Instructions to follow
Scan the entries line by line and return those with "FOIL".

Stored data entries
============
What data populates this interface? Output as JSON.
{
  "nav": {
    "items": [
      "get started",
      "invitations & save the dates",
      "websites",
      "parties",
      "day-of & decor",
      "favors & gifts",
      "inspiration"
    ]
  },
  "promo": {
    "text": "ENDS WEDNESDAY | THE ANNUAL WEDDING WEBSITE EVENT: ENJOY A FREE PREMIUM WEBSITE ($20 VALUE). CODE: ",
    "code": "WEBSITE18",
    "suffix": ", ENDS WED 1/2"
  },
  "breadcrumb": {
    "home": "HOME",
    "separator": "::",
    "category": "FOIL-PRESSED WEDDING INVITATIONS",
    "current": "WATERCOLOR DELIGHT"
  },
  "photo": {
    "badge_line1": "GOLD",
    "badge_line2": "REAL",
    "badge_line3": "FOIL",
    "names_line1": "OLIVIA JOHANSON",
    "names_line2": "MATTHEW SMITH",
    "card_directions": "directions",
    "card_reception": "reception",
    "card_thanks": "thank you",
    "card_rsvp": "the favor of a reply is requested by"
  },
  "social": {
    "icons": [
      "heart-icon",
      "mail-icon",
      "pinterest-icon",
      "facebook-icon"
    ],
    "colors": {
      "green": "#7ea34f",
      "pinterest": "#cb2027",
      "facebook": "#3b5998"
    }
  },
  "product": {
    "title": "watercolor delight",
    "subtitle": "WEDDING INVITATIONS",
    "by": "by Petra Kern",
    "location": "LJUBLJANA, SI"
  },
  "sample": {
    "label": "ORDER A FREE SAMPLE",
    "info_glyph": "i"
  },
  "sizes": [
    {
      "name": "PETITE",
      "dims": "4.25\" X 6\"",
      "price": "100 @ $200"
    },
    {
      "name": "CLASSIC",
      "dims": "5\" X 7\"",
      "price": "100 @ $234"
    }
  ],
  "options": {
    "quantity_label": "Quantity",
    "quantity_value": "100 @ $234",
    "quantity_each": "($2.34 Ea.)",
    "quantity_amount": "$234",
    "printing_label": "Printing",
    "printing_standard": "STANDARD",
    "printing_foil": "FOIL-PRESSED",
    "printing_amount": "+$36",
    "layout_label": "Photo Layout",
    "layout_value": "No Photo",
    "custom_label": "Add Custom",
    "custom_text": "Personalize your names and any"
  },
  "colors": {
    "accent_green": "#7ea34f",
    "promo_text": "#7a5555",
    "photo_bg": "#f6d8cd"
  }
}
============
Expected answer
    "category": "FOIL-PRESSED WEDDING INVITATIONS",
    "badge_line3": "FOIL",
    "printing_foil": "FOIL-PRESSED",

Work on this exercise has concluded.